Asynchronous Exceptions

Simon Marlow
Fri, 23 Nov 2001 09:38:35 -0000

> Can someone help me understand how this works? I've been=20
> reading the paper "Asynchronous Exceptions in Haskell". This=20
> gives a combinator
> finally :: IO a -> IO b -> IO s
> finally a b =3D=20
>    block (do {
>       r <- catch (unblock a) (\e -> do { b; throw e });
>       b;
>       return r; })
> Now suppose we have
> finally (putStrLn "Test Started") (putStrLn "Test Terminated")
> then looking at the semantics, putStrLn can become stuck and=20
> therefore can be interrupted. So the interrupt could occur=20
> whilst "Test Terminated" is being output and we could end up with
> Test Started
> Test Term
> Is this what could happen?
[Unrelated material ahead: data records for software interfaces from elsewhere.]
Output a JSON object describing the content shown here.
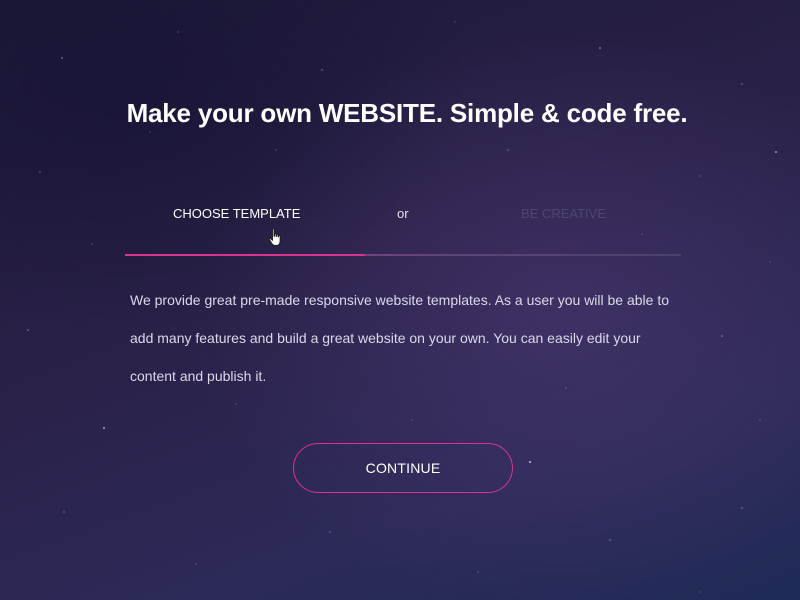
{
  "header": {
    "title": "Make your own WEBSITE. Simple & code free."
  },
  "tabs": {
    "items": [
      {
        "label": "CHOOSE TEMPLATE",
        "active": true
      },
      {
        "label": "BE CREATIVE",
        "active": false
      }
    ],
    "separator": "or"
  },
  "content": {
    "description": "We provide great pre-made responsive website templates. As a user you will be able to add many features and build a great website on your own. You can easily edit your content and publish it."
  },
  "actions": {
    "continue_label": "CONTINUE"
  },
  "colors": {
    "accent": "#d5358f",
    "background_dark": "#1c1937",
    "background_light": "#2c2a58",
    "inactive_tab": "#4e4870"
  },
  "icons": {
    "cursor": "hand-pointer-icon"
  }
}
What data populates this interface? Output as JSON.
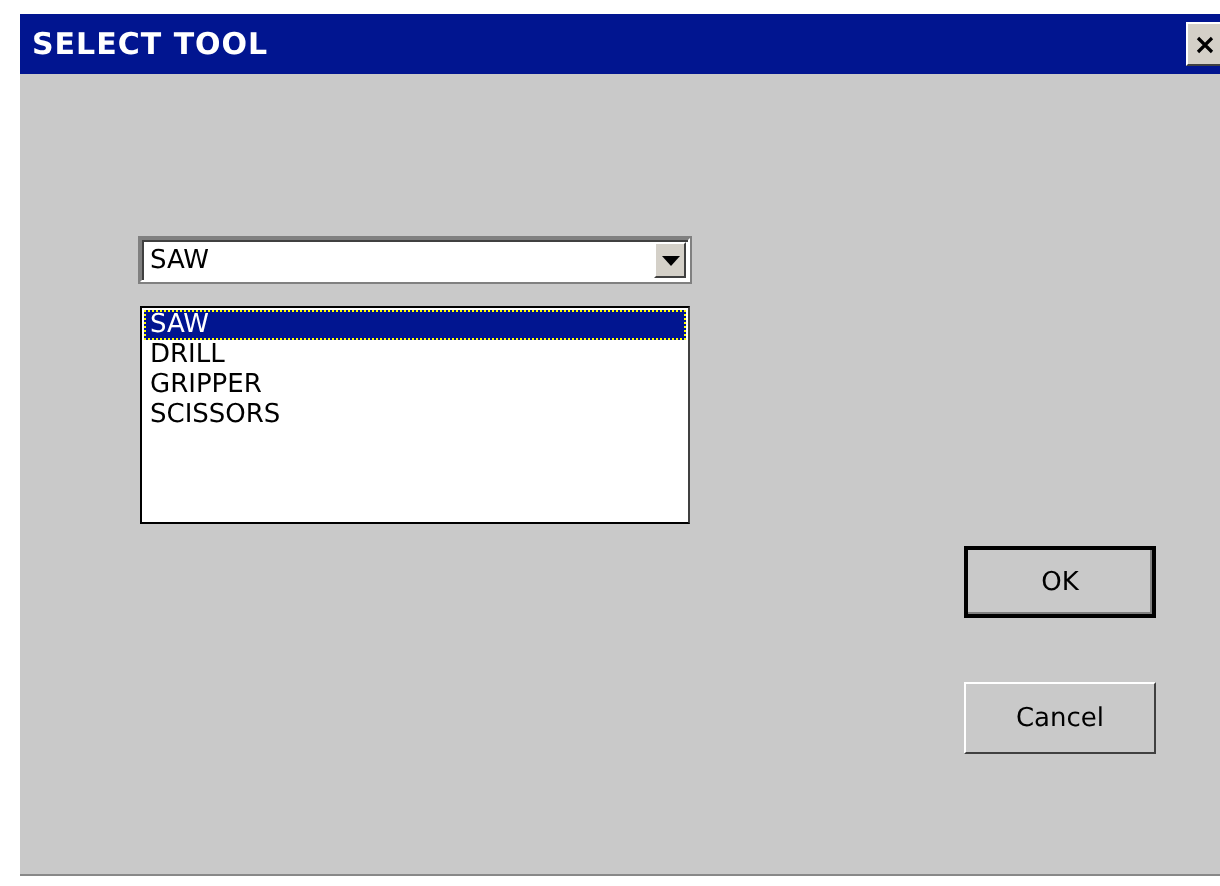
{
  "window": {
    "title": "SELECT TOOL"
  },
  "combo": {
    "value": "SAW",
    "expanded": true,
    "options": [
      {
        "label": "SAW",
        "selected": true
      },
      {
        "label": "DRILL",
        "selected": false
      },
      {
        "label": "GRIPPER",
        "selected": false
      },
      {
        "label": "SCISSORS",
        "selected": false
      }
    ]
  },
  "buttons": [
    {
      "label": "OK",
      "default": true
    },
    {
      "label": "Cancel",
      "default": false
    }
  ]
}
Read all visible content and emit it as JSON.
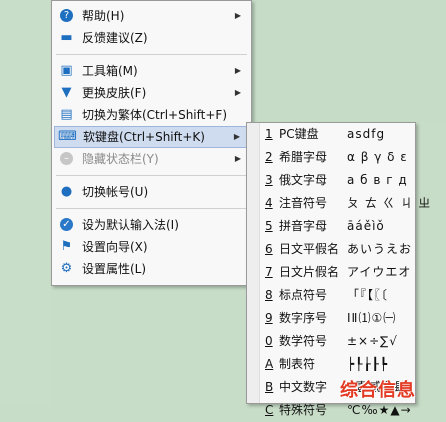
{
  "main_menu": [
    {
      "label": "帮助(H)",
      "icon": "help-icon",
      "arrow": true
    },
    {
      "label": "反馈建议(Z)",
      "icon": "feedback-icon",
      "arrow": false
    },
    {
      "sep": true
    },
    {
      "label": "工具箱(M)",
      "icon": "toolbox-icon",
      "arrow": true
    },
    {
      "label": "更换皮肤(F)",
      "icon": "shirt-icon",
      "arrow": true
    },
    {
      "label": "切换为繁体(Ctrl+Shift+F)",
      "icon": "document-icon",
      "arrow": false
    },
    {
      "label": "软键盘(Ctrl+Shift+K)",
      "icon": "keyboard-icon",
      "arrow": true,
      "highlight": true
    },
    {
      "label": "隐藏状态栏(Y)",
      "icon": "hide-icon",
      "arrow": true,
      "disabled": true
    },
    {
      "sep": true
    },
    {
      "label": "切换帐号(U)",
      "icon": "user-icon",
      "arrow": false
    },
    {
      "sep": true
    },
    {
      "label": "设为默认输入法(I)",
      "icon": "check-icon",
      "arrow": false
    },
    {
      "label": "设置向导(X)",
      "icon": "flag-icon",
      "arrow": false
    },
    {
      "label": "设置属性(L)",
      "icon": "gear-icon",
      "arrow": false
    }
  ],
  "sub_menu": [
    {
      "key": "1",
      "name": "PC键盘",
      "chars": "asdfg"
    },
    {
      "key": "2",
      "name": "希腊字母",
      "chars": "α β γ δ ε"
    },
    {
      "key": "3",
      "name": "俄文字母",
      "chars": "а б в г д"
    },
    {
      "key": "4",
      "name": "注音符号",
      "chars": "ㄆ ㄊ ㄍ ㄐ ㄓ"
    },
    {
      "key": "5",
      "name": "拼音字母",
      "chars": "āáěìǒ"
    },
    {
      "key": "6",
      "name": "日文平假名",
      "chars": "あいうえお"
    },
    {
      "key": "7",
      "name": "日文片假名",
      "chars": "アイウエオ"
    },
    {
      "key": "8",
      "name": "标点符号",
      "chars": "「『【〖〔"
    },
    {
      "key": "9",
      "name": "数字序号",
      "chars": "ⅠⅡ⑴①㈠"
    },
    {
      "key": "0",
      "name": "数学符号",
      "chars": "±×÷∑√"
    },
    {
      "key": "A",
      "name": "制表符",
      "chars": "┝┞┟┠┡"
    },
    {
      "key": "B",
      "name": "中文数字",
      "chars": "$壹贰叁肆"
    },
    {
      "key": "C",
      "name": "特殊符号",
      "chars": "℃‰★▲→"
    }
  ],
  "watermark": "综合信息"
}
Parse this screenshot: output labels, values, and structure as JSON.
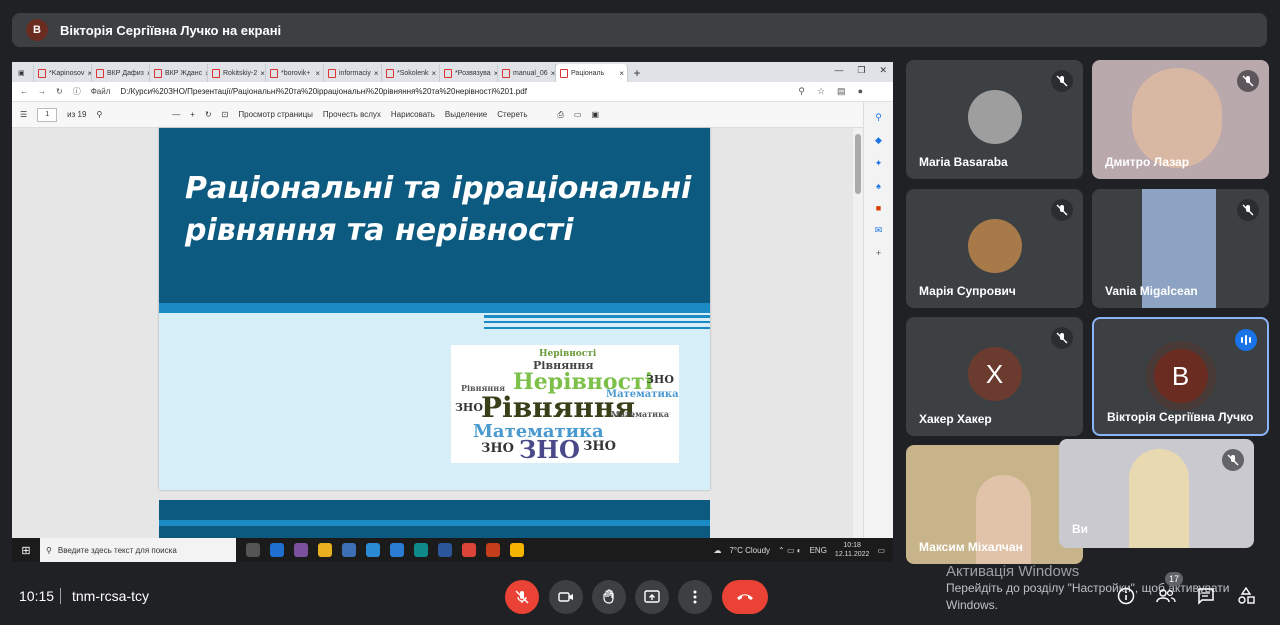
{
  "presenter_bar": {
    "avatar_letter": "В",
    "title": "Вікторія Сергіївна Лучко на екрані"
  },
  "browser": {
    "tabs": [
      "*Kapinosov",
      "ВКР Дафиз",
      "ВКР Жданс",
      "Rokitskiy-2",
      "*borovik+",
      "informaciy",
      "*Sokolenk",
      "*Розвязува",
      "manual_06",
      "Раціональ"
    ],
    "url_prefix": "Файл",
    "url": "D:/Курси%20ЗНО/Презентації/Раціональні%20та%20ірраціональні%20рівняння%20та%20нерівності%201.pdf",
    "page_current": "1",
    "page_total": "из 19",
    "tools": [
      "Просмотр страницы",
      "Прочесть вслух",
      "Нарисовать",
      "Выделение",
      "Стереть"
    ]
  },
  "slide": {
    "title": "Раціональні та ірраціональні рівняння та нерівності",
    "cloud_words": [
      "Нерівності",
      "Рівняння",
      "Нерівності",
      "Рівняння",
      "Математика",
      "ЗНО",
      "ЗНО",
      "ЗНО",
      "Математика",
      "ЗНО",
      "ЗНО",
      "Рівняння",
      "Математика"
    ]
  },
  "taskbar": {
    "search_placeholder": "Введите здесь текст для поиска",
    "weather": "7°C Cloudy",
    "lang": "ENG",
    "clock_time": "10:18",
    "clock_date": "12.11.2022"
  },
  "participants": [
    {
      "name": "Maria Basaraba",
      "avatar_letter": ""
    },
    {
      "name": "Дмитро Лазар",
      "avatar_letter": ""
    },
    {
      "name": "Марія Супрович",
      "avatar_letter": ""
    },
    {
      "name": "Vania Migalcean",
      "avatar_letter": ""
    },
    {
      "name": "Хакер Хакер",
      "avatar_letter": "Х"
    },
    {
      "name": "Вікторія Сергіївна Лучко",
      "avatar_letter": "В"
    },
    {
      "name": "Максим Міхалчан",
      "avatar_letter": ""
    },
    {
      "name": "Ви",
      "avatar_letter": ""
    }
  ],
  "activation": {
    "title": "Активація Windows",
    "text": "Перейдіть до розділу \"Настройки\", щоб активувати Windows."
  },
  "meeting": {
    "time": "10:15",
    "code": "tnm-rcsa-tcy",
    "participant_count": "17"
  },
  "colors": {
    "accent_red": "#ea4335",
    "tile_bg": "#3c4043",
    "speaking_blue": "#1a73e8"
  }
}
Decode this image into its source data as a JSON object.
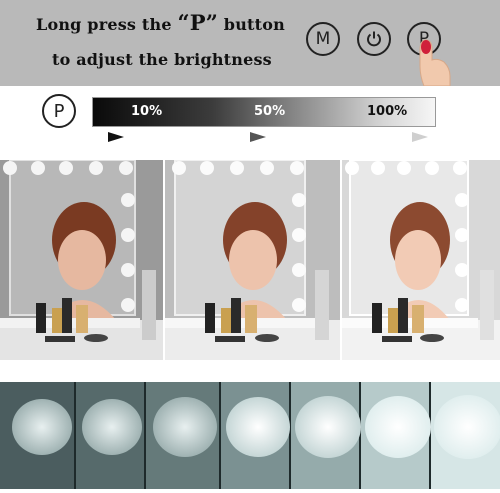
{
  "banner": {
    "line1_prefix": "Long press the ",
    "line1_key": "“P”",
    "line1_suffix": " button",
    "line2": "to adjust the brightness",
    "buttons": [
      {
        "label": "M",
        "icon": "m-button-icon"
      },
      {
        "label": "",
        "icon": "power-icon"
      },
      {
        "label": "P",
        "icon": "p-button-icon"
      }
    ]
  },
  "brightness": {
    "p_label": "P",
    "levels": [
      "10%",
      "50%",
      "100%"
    ]
  },
  "colors": {
    "banner_bg": "#b9b9b9",
    "finger_nail": "#d0203a",
    "light_glow": "#e8f4f4",
    "strip_bg": "#3c4a4c"
  },
  "photos": [
    {
      "brightness": 0.1
    },
    {
      "brightness": 0.5
    },
    {
      "brightness": 1.0
    }
  ]
}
If so, is there a way of making=20
> sure that "Test Terminated" is output?

Yes, that's correct.  putStrLn is interruptible, so you can't force it
to run to completion - to do so would introduce a possible deadlock. =20

However, I agree that sometimes you really want to be able to do this,
so perhaps we need another form of 'block' which doesn't allow *any*
exceptions to be delivered, for those times when you know that the time
spent waiting in an interruptible operation is going to be bounded.